Task requirements » Search the material below for the string "Mark" and copy each line where it appears.

= Beginning of Section =

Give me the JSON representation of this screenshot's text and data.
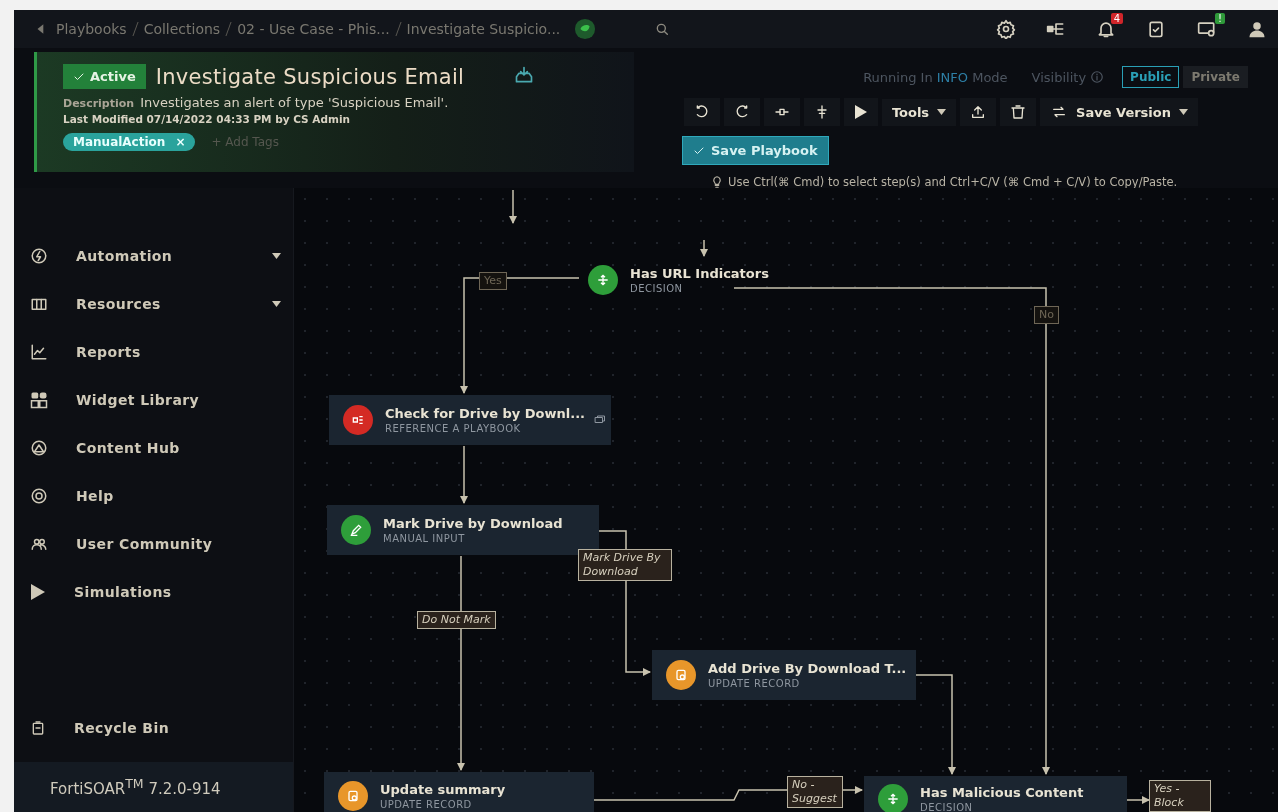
{
  "breadcrumb": [
    "Playbooks",
    "Collections",
    "02 - Use Case - Phis...",
    "Investigate Suspicio..."
  ],
  "topbar": {
    "notification_count": "4",
    "alert_badge": "!"
  },
  "playbook": {
    "status": "Active",
    "title": "Investigate Suspicious Email",
    "description_label": "Description",
    "description": "Investigates an alert of type 'Suspicious Email'.",
    "last_modified": "Last Modified 07/14/2022 04:33 PM by CS Admin",
    "tags": [
      "ManualAction"
    ],
    "tag_remove": "×",
    "add_tags": "+ Add Tags"
  },
  "mode": {
    "prefix": "Running In",
    "level": "INFO",
    "suffix": "Mode"
  },
  "visibility": {
    "label": "Visibility",
    "options": [
      {
        "label": "Public",
        "selected": true
      },
      {
        "label": "Private",
        "selected": false
      }
    ]
  },
  "toolbar": {
    "tools": "Tools",
    "save_version": "Save Version",
    "save_playbook": "Save Playbook",
    "hint": "Use Ctrl(⌘ Cmd) to select step(s) and Ctrl+C/V (⌘ Cmd + C/V) to Copy/Paste."
  },
  "sidebar": {
    "items": [
      {
        "label": "Automation",
        "kind": "group"
      },
      {
        "label": "Resources",
        "kind": "group"
      },
      {
        "label": "Reports",
        "kind": "link"
      },
      {
        "label": "Widget Library",
        "kind": "link"
      },
      {
        "label": "Content Hub",
        "kind": "link"
      },
      {
        "label": "Help",
        "kind": "link"
      },
      {
        "label": "User Community",
        "kind": "link"
      },
      {
        "label": "Simulations",
        "kind": "link"
      }
    ],
    "recycle_bin": "Recycle Bin",
    "version": "FortiSOAR$^{TM}$ 7.2.0-914"
  },
  "steps": [
    {
      "title": "Has URL Indicators",
      "type": "DECISION",
      "kind": "decision",
      "color": "#2e9e3a"
    },
    {
      "title": "Check for Drive by Downl...",
      "type": "REFERENCE A PLAYBOOK",
      "kind": "reference",
      "color": "#d42a24"
    },
    {
      "title": "Mark Drive by Download",
      "type": "MANUAL INPUT",
      "kind": "manual",
      "color": "#2e9e3a"
    },
    {
      "title": "Add Drive By Download T...",
      "type": "UPDATE RECORD",
      "kind": "update",
      "color": "#e8962a"
    },
    {
      "title": "Update summary",
      "type": "UPDATE RECORD",
      "kind": "update",
      "color": "#e8962a"
    },
    {
      "title": "Has Malicious Content",
      "type": "DECISION",
      "kind": "decision",
      "color": "#2e9e3a"
    }
  ],
  "edge_labels": [
    "Yes",
    "No",
    "Mark Drive By Download",
    "Do Not Mark",
    "No - Suggest",
    "Yes - Block"
  ]
}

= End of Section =

Response box »
      "title": "Mark Drive by Download",
    "Mark Drive By Download",
    "Do Not Mark",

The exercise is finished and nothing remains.